Residents appove school levy
Superintendent. Gene Harris’ prayers were answered on Nov. 4.
Voters in the Columbus City School district accepted the fiscal promise made by the board of education by a large margin by passing Issue 75, a combined levy and bond.
The $164-million 1.13-mill bond issue and a 7.85-mill permanent operating levy passed by more than 62 percent.
Between absentee votes and Election Day votes, more than 113,000 voters approved the issue, with a little less than 68,000 voting against it.
Harris said voters have once again come through for the children of the district.
“We are so grateful to the community for supporting the children and the future, and for believing in teachers, principals and staff, so much so that they would say ‘yes’,” Harris said at a reception downtown election night.
Had voters turned down the issue, the district would have faced a budget deficit of more than $368 million by fiscal year 2013.
By passing the issue, voters approved moving forward with a construction plan as well as the purchase of new buses, textbooks, technology with bond monies.

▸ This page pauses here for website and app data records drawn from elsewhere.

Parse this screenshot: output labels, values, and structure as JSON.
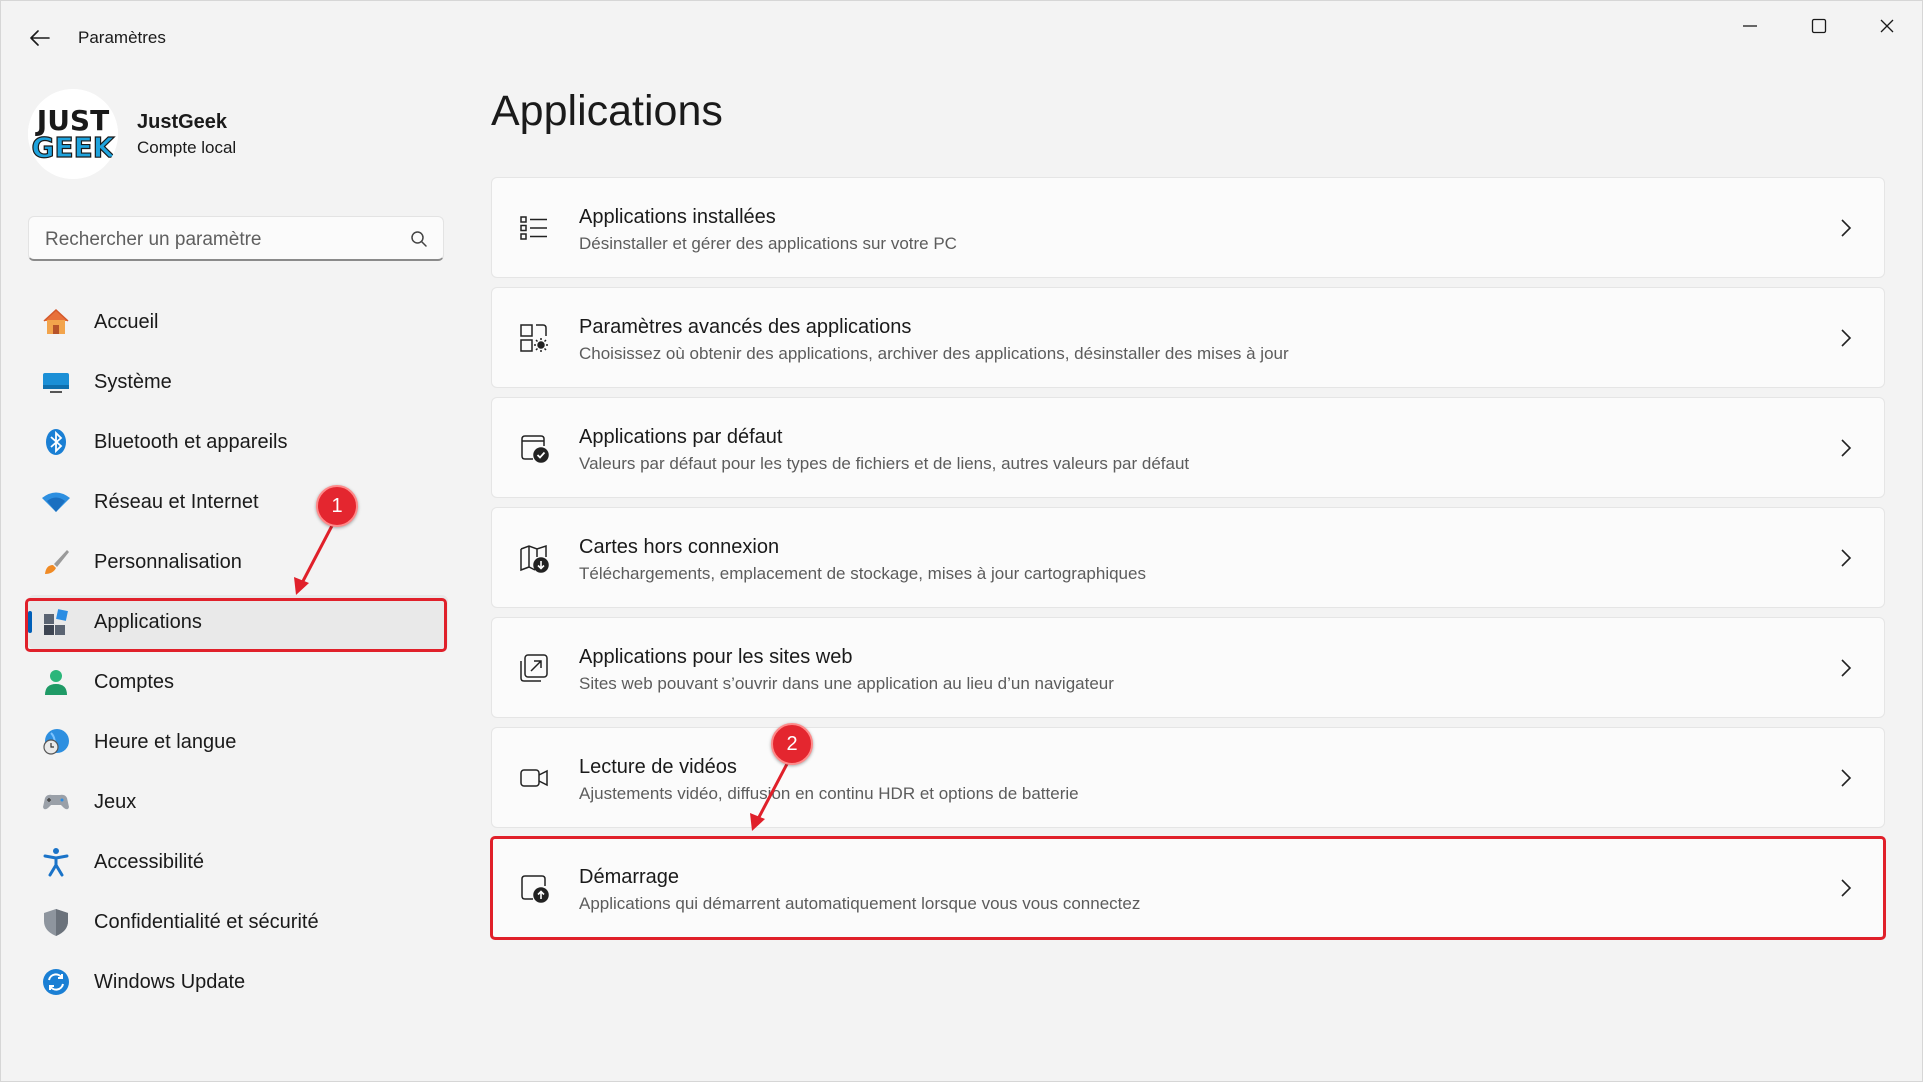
{
  "titlebar": {
    "title": "Paramètres",
    "controls": [
      "minimize",
      "maximize",
      "close"
    ]
  },
  "profile": {
    "logo_line1": "JUST",
    "logo_line2": "GEEK",
    "name": "JustGeek",
    "account_type": "Compte local"
  },
  "search": {
    "placeholder": "Rechercher un paramètre",
    "value": ""
  },
  "sidebar": {
    "items": [
      {
        "label": "Accueil",
        "icon": "home-icon"
      },
      {
        "label": "Système",
        "icon": "system-icon"
      },
      {
        "label": "Bluetooth et appareils",
        "icon": "bluetooth-icon"
      },
      {
        "label": "Réseau et Internet",
        "icon": "wifi-icon"
      },
      {
        "label": "Personnalisation",
        "icon": "brush-icon"
      },
      {
        "label": "Applications",
        "icon": "apps-icon",
        "selected": true
      },
      {
        "label": "Comptes",
        "icon": "user-icon"
      },
      {
        "label": "Heure et langue",
        "icon": "clock-globe-icon"
      },
      {
        "label": "Jeux",
        "icon": "gamepad-icon"
      },
      {
        "label": "Accessibilité",
        "icon": "accessibility-icon"
      },
      {
        "label": "Confidentialité et sécurité",
        "icon": "shield-icon"
      },
      {
        "label": "Windows Update",
        "icon": "update-icon"
      }
    ]
  },
  "main": {
    "title": "Applications",
    "cards": [
      {
        "title": "Applications installées",
        "description": "Désinstaller et gérer des applications sur votre PC",
        "icon": "list-icon"
      },
      {
        "title": "Paramètres avancés des applications",
        "description": "Choisissez où obtenir des applications, archiver des applications, désinstaller des mises à jour",
        "icon": "advanced-apps-icon"
      },
      {
        "title": "Applications par défaut",
        "description": "Valeurs par défaut pour les types de fichiers et de liens, autres valeurs par défaut",
        "icon": "default-apps-icon"
      },
      {
        "title": "Cartes hors connexion",
        "description": "Téléchargements, emplacement de stockage, mises à jour cartographiques",
        "icon": "offline-maps-icon"
      },
      {
        "title": "Applications pour les sites web",
        "description": "Sites web pouvant s’ouvrir dans une application au lieu d’un navigateur",
        "icon": "open-external-icon"
      },
      {
        "title": "Lecture de vidéos",
        "description": "Ajustements vidéo, diffusion en continu HDR et options de batterie",
        "icon": "video-icon"
      },
      {
        "title": "Démarrage",
        "description": "Applications qui démarrent automatiquement lorsque vous vous connectez",
        "icon": "startup-icon"
      }
    ]
  },
  "annotations": {
    "badge_1": "1",
    "badge_2": "2",
    "color": "#e0202a"
  },
  "colors": {
    "accent": "#005fb8",
    "background": "#f3f3f3",
    "card": "#fbfbfb"
  }
}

Voters also approved the reestablishment of a 40-minute period in the school day previously eliminated by cuts, the hiring of staff to teach course requirements of the Ohio Core curriculum, as well as the construction of four theme-based schools in the district, all using levy monies.
The levy will cost an owner of a $100,000 home an estimated $240 a year. The bond portion of the issue won’t cost taxpayers any new money.
Though Issue 75 passed, the board has made a promise to the community to be fiscally responsible by making more than $15 million in cuts each year for the next four years, and by making the operating levy money last until at least 2012. Cuts include closing six buildings due to low enrollment and reducing staff accordingly, as well as finding ways to maximize efficiency in the transportation and food services department.
By 11 p.m. Election Night, school officials and board members had grown confident that the issue would pass as results showed the issue winning by more than 30,000 votes.
In the weeks leading up to the election, Harris spoke with constituents in the district, most of whom supported the issue. Though it relieved her to hear of the support, she still worried.
“I was a bit frightened,” she said. “There were so many people saying yes, and so many people so early saying yes. We had the support of area commissions, neighborhood groups. We had so many people saying they would support it that I was frightened and kept asking myself, ‘what are we leaving out?’”
Though district officials celebrated the results of the election, district spokesperson Jeffrey Warner stressed the intentions of the board.
“Our commitment to accountability to the community holds steadfast,” Warner said. “We have made a commitment to the public and have stuck to it.”
While the district promises to be fiscally responsible, the district also will vow to remain open with district residents.
“We are going to continue to be transparent with the residents,” Harris said. “We have passed a resolution on accountability, we will continue to issue quarterly reports. We are absolutely committed to accountability.”
Harris contributes the success of the issue passage to the continuous improvement of the district and the community. The district has achieved and maintained a rating of continuous improvement on the state report card since 2004. Its graduation rate on last year’s report card dropped to 70.6 percent from the 72.9 percent rate on the 2005-2006 report card. Prior to last year’s report card, the graduation rate had slightly increased each year since the last issue was placed before voters.
“The community’s generosity is historic,” Harris said. “The community has been generous to the children, and it’s because there’s a story to tell: our graduation rate, grade card, new buildings. I think those contributed to the willingness of passing the issue.”
Westside resident and board member Gary Baker II, believes the district has already made “incredible strides” and will continue to do so. He praised the community and district for its success on the election results.
“I think it reflects a couple of things: the value that the voters in Columbus City School district place on education and also the recognition of the district keeping a promise it made prior to the last levy being placed,” Baker said. “It’s a testimony to the work of the administration. I think there’s a really good team in place and I think people are beginning to see that the administration works diligently to be good stewards of people’s money.”
Baker anticipates the board to begin planning stages immediately.
“The district immediately can plan the implementation of everything it said it was going to do after the issue was passed,” Baker said.
Harris is grateful for the opportunities to improve the district and thanked the community again.
“I want to thank the community for understanding the need to invest in children and education,” she said.